**Directions for this task**
The pictures are to be left out when the listing below is reproduced word for word.
=== Begin Enclosure ===
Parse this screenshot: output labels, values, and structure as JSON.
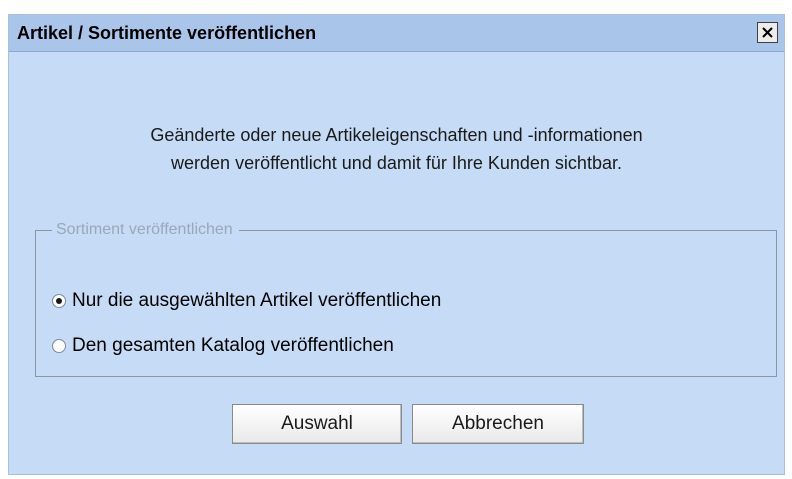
{
  "dialog": {
    "title": "Artikel / Sortimente veröffentlichen",
    "close_icon": "close-icon"
  },
  "message": {
    "line1": "Geänderte oder neue Artikeleigenschaften und -informationen",
    "line2": "werden veröffentlicht und damit für Ihre Kunden sichtbar."
  },
  "group": {
    "legend": "Sortiment veröffentlichen",
    "options": [
      {
        "label": "Nur die ausgewählten Artikel veröffentlichen",
        "checked": true
      },
      {
        "label": "Den gesamten Katalog veröffentlichen",
        "checked": false
      }
    ]
  },
  "buttons": {
    "ok_label": "Auswahl",
    "cancel_label": "Abbrechen"
  },
  "colors": {
    "dialog_background": "#c6dbf5",
    "titlebar_background": "#a9c5ea"
  }
}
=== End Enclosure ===
**Response below**
Parse this screenshot: output labels, values, and structure as JSON.
{
  "dialog": {
    "title": "Artikel / Sortimente veröffentlichen",
    "close_icon": "close-icon"
  },
  "message": {
    "line1": "Geänderte oder neue Artikeleigenschaften und -informationen",
    "line2": "werden veröffentlicht und damit für Ihre Kunden sichtbar."
  },
  "group": {
    "legend": "Sortiment veröffentlichen",
    "options": [
      {
        "label": "Nur die ausgewählten Artikel veröffentlichen",
        "checked": true
      },
      {
        "label": "Den gesamten Katalog veröffentlichen",
        "checked": false
      }
    ]
  },
  "buttons": {
    "ok_label": "Auswahl",
    "cancel_label": "Abbrechen"
  },
  "colors": {
    "dialog_background": "#c6dbf5",
    "titlebar_background": "#a9c5ea"
  }
}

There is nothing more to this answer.